'It's time to change the law on assisted dying' says MSP Ruth Davidson
Ruth Davidson has said she regrets her "mistake" in voting against a Bill on assisted dying, with the Scottish Conservative leader saying it is time for the law to change.
Ms Davidson said her own experiences of IVF treatment and some of those close to her suffering from dementia had led to a change of heart on assisted dying.
In a column for the Sunday Telegraph, she said her decision to vote against the Bill is the one choice that "eats away" after her 10-year career at Holyrood.
She is due to step down as an MSP at the election next year and is expected to enter the House of Lords.
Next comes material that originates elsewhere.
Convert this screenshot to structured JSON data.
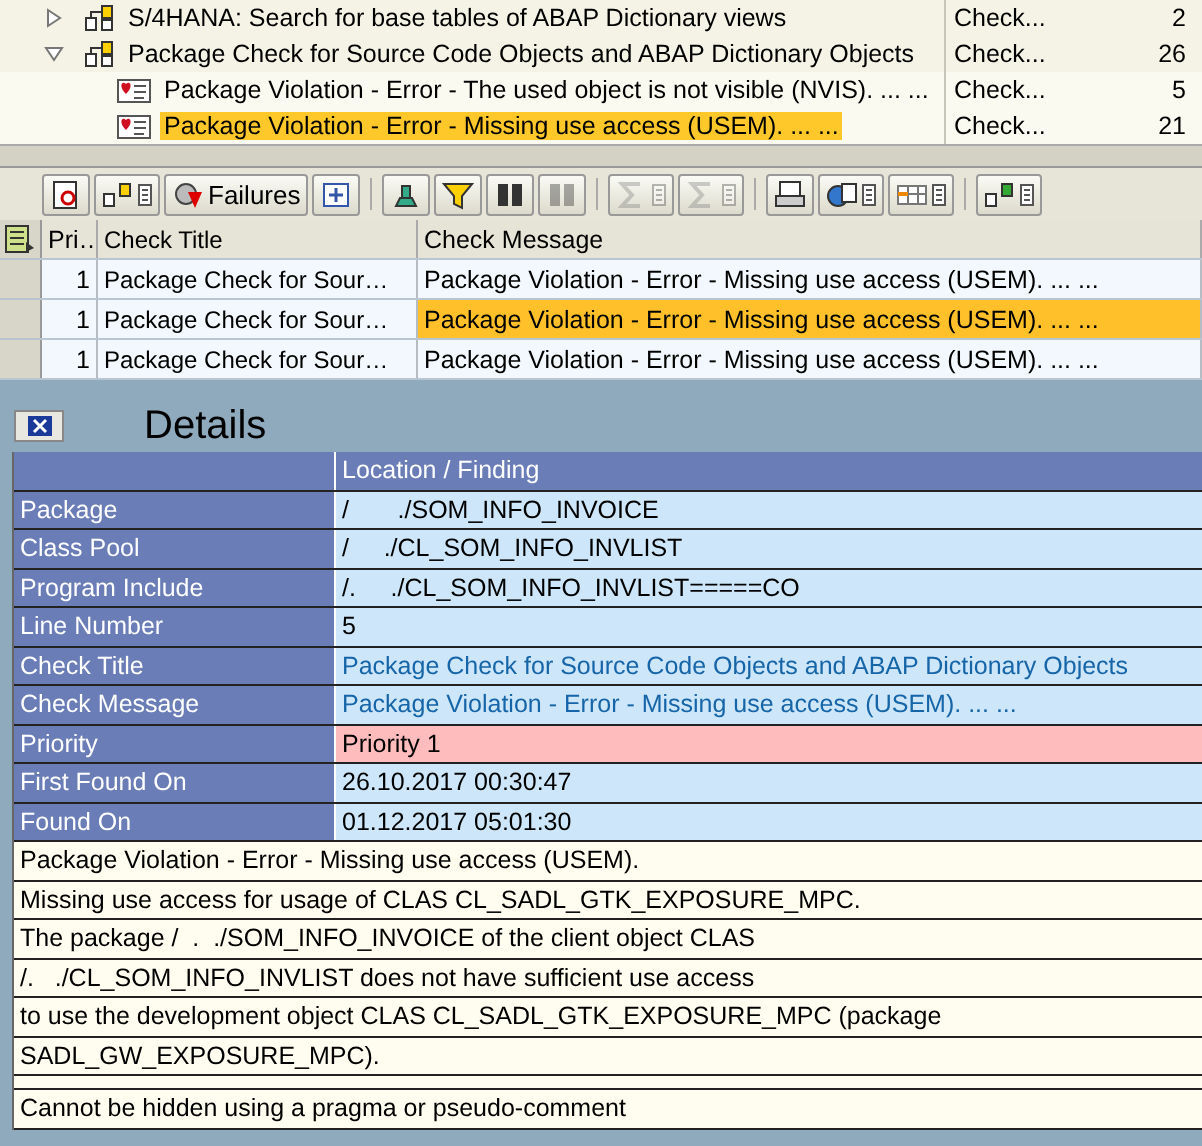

The Scottish Parliament has twice considered Bills aimed at introducing assisted suicide, with these having brought forward by independent MSP Margo MacDonald and - following her death from Parkinson's disease - Green MSP Patrick Harvie.
Both measures failed to get enough support from MSPs to become law.
Ms Davidson, the MSP for Edinburgh Central, said her decision to vote against the independent MSP's Bill left her "genuinely torn" and her experiences in life afterwards had led her to believe that people should have more control on end-of-life decisions.
Speaking about the process of IVF, she said: "The systems and processes of egg retrieval; choosing donors through any number of characteristics from height to family medical history; embryo implant and even being able to guarantee against twins, makes a mockery of the mystique of kismet surrounding birth.
"And if birth can be so demystified (for the over 50,000 people who undergo IVF treatments in the UK every single year) then what rule of fate exists for death and why is there such imbalance?"
Despite watching some of those close to her being "consumed" by dementia, she said she would only support assisted suicide for the terminally ill.
Ms Davidson said: "For me, a tortuous clash of head and heart, faith and intellect, right to life versus injustice of suffering was finally resolved by living the science of birth and watching the degeneration of mind, each day."
She continued: "In 10 years of elected politics, I have made more mistakes than I can ever hope to remember - some through overreach, some by omission, others by nothing more than blunder.
"But the mistake that eats away, demanding redress, is voting against assisted dying.
"Sometimes, amid complex arguments and conflicting evidence, you know - simply know in the essence of your being - that something is plain wrong.
"It's time to change the law."